30 Sep 2009

kaigou: this is what I do, darling (Default)
[note: there are some minor errors in here where I conflated things -- like mission statement for org, vs mission statement for awards, whoops -- and I need to get around to editing or at least adding clarifications. until then, however, you'll find all corrections and discussions of such in the comments.]

There's a massive kerfluffle ongoing about the Lamda Literary Foundation (LLF) and its recent alteration to its rules of inclusion for its annual awards (LLA, or Lammies). After contemplating, working through a few kneejerk reactions and taking a big step back, this is me eating some of my original reactions now that I've got some distance from the original messengers, and it seems to me that the one bearing fault for this to-do is, unfortunately, LLF -- but not for the reasons most people are going on about.

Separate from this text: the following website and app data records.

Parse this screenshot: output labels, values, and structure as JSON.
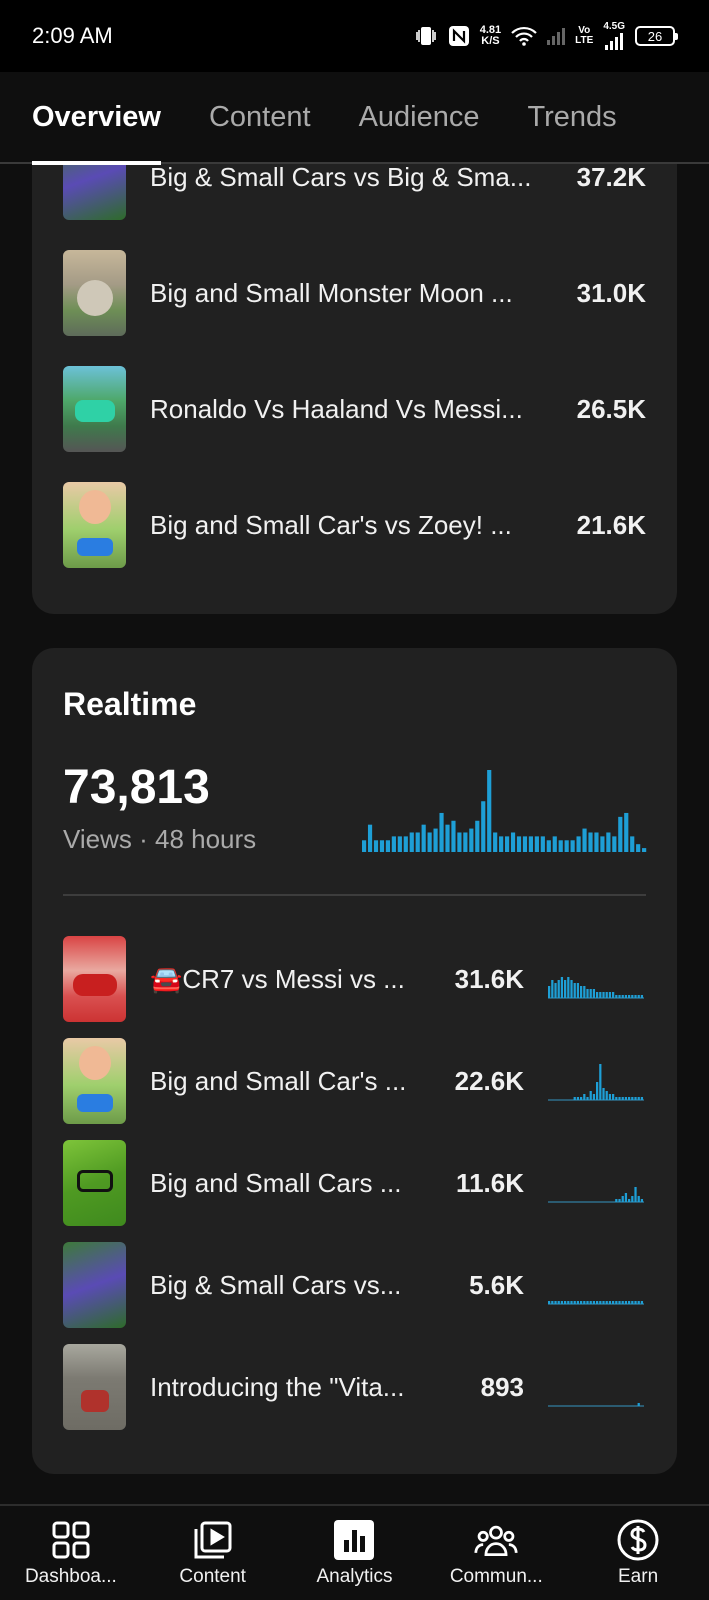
{
  "status": {
    "time": "2:09 AM",
    "speed_value": "4.81",
    "speed_unit": "K/S",
    "network": "4.5G",
    "volte_top": "Vo",
    "volte_bottom": "LTE",
    "battery": "26"
  },
  "tabs": [
    {
      "label": "Overview",
      "active": true
    },
    {
      "label": "Content",
      "active": false
    },
    {
      "label": "Audience",
      "active": false
    },
    {
      "label": "Trends",
      "active": false
    }
  ],
  "top_videos": [
    {
      "title": "Big & Small Cars vs Big & Sma...",
      "value": "37.2K"
    },
    {
      "title": "Big and Small Monster Moon ...",
      "value": "31.0K"
    },
    {
      "title": "Ronaldo Vs Haaland Vs Messi...",
      "value": "26.5K"
    },
    {
      "title": "Big and Small Car's vs Zoey! ...",
      "value": "21.6K"
    }
  ],
  "realtime": {
    "title": "Realtime",
    "views": "73,813",
    "subtitle": "Views · 48 hours",
    "accent": "#1e9fd6",
    "bars": [
      3,
      7,
      3,
      3,
      3,
      4,
      4,
      4,
      5,
      5,
      7,
      5,
      6,
      10,
      7,
      8,
      5,
      5,
      6,
      8,
      13,
      21,
      5,
      4,
      4,
      5,
      4,
      4,
      4,
      4,
      4,
      3,
      4,
      3,
      3,
      3,
      4,
      6,
      5,
      5,
      4,
      5,
      4,
      9,
      10,
      4,
      2,
      1
    ],
    "videos": [
      {
        "title": "🚘CR7 vs Messi vs ...",
        "value": "31.6K",
        "spark": [
          4,
          6,
          5,
          6,
          7,
          6,
          7,
          6,
          5,
          5,
          4,
          4,
          3,
          3,
          3,
          2,
          2,
          2,
          2,
          2,
          2,
          1,
          1,
          1,
          1,
          1,
          1,
          1,
          1,
          1
        ]
      },
      {
        "title": "Big and Small Car's ...",
        "value": "22.6K",
        "spark": [
          0,
          0,
          0,
          0,
          0,
          0,
          0,
          0,
          1,
          1,
          1,
          2,
          1,
          3,
          2,
          6,
          12,
          4,
          3,
          2,
          2,
          1,
          1,
          1,
          1,
          1,
          1,
          1,
          1,
          1
        ]
      },
      {
        "title": "Big and Small Cars ...",
        "value": "11.6K",
        "spark": [
          0,
          0,
          0,
          0,
          0,
          0,
          0,
          0,
          0,
          0,
          0,
          0,
          0,
          0,
          0,
          0,
          0,
          0,
          0,
          0,
          0,
          1,
          1,
          2,
          3,
          1,
          2,
          5,
          2,
          1
        ]
      },
      {
        "title": "Big & Small Cars vs...",
        "value": "5.6K",
        "spark": [
          1,
          1,
          1,
          1,
          1,
          1,
          1,
          1,
          1,
          1,
          1,
          1,
          1,
          1,
          1,
          1,
          1,
          1,
          1,
          1,
          1,
          1,
          1,
          1,
          1,
          1,
          1,
          1,
          1,
          1
        ]
      },
      {
        "title": "Introducing the \"Vita...",
        "value": "893",
        "spark": [
          0,
          0,
          0,
          0,
          0,
          0,
          0,
          0,
          0,
          0,
          0,
          0,
          0,
          0,
          0,
          0,
          0,
          0,
          0,
          0,
          0,
          0,
          0,
          0,
          0,
          0,
          0,
          0,
          1,
          0
        ]
      }
    ]
  },
  "bottom_nav": [
    {
      "label": "Dashboa...",
      "icon": "dashboard-icon"
    },
    {
      "label": "Content",
      "icon": "content-icon"
    },
    {
      "label": "Analytics",
      "icon": "analytics-icon"
    },
    {
      "label": "Commun...",
      "icon": "community-icon"
    },
    {
      "label": "Earn",
      "icon": "earn-icon"
    }
  ]
}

In fact, the original fault, I would say, is actually that of a few authors (and by extension, their publishers), but LLF compounded this fault and poured gasoline on the fires of wank by some badly-chosen words and failure to communicate effectively.

Before I get into that, I should clarify something. If you read the thread about this at Dear Author, it may seem to you that I do a lot of the complaining myself that I may seem to be condemning, here. I do have a chip on my shoulder about the LLF, which is only somewhat relevant here but does tend to color my reactions when anyone mentions the foundation. However, my disagreements with the wider LGBTIQ† community -- of which I am a part -- does not in any way validate a non-member's disagreements. My complaints do not constitute giving you, the non-member, a right to use me as example or justification for your conclusions -- ones which, I can pretty much guarantee, I won't agree with. Why? Your premise will be faulty: you are not a member. Simple as that.

Secondly, the vast majority of my own complaints are, and always have been, centered on being a marginalized minority within the LGbt (little letters on purpose) community. Where I, and mine, are not invisible, we are treated as though others wish we were invisible. The few places in literature you may find us, we are nearly always stereotyped, caricatured, completely mis-represented, if not outright dismissed. So, yeah, I gots some complaints about my community, but I have the same damn complaints about the greater mainstream society. I'm not picking sides; I think pretty much both suck equally, some days. Just so you know.

Now that's out of the way, let's talk about literature.

In an academic/traditional sense, a 'body of literature' -- lesbian, black, Chinese, gay, women's, native american, ethnic, etc, etc -- is made up of writing by members of that group. For instance, "lesbian literature" is, by definition, a work whose author is part of the lesbian community. A piece of "black literature," then, is a work whose author is African-American, African-European, African-whatever: the author is black.

Their Eyes Were Watching God is 'African-American literature', having been written by a black American woman (Zora Neale Hurston). In contrast, Gone with the Wind may have significant black characters, and has sold probably a bazillion more copies than Hurston's book ever has or will, but Mitchell's book is not 'black literature'. And if you were to try arguing that it is, you would probably get laughed out of any decently-educated gathering, and rightfully so. Same thing would happen if you tried to argue that "The Lone Ranger" is Native American literature. You wouldn't get much farther than your opening statement and then you wouldn't be able to hear yourself talk, because everyone would be on the floor in hysterics at your absolute stupidity, if not ready to throw you out for your unmitigated gall.

This is where LLF went wrong. )

I will continue the rest tomorrow, most likely. Yes, there is more. That's how irritated I am.

Also, free bonus text: the obligatory footnotes! )

continue to part II: random thoughts and follow-up commentary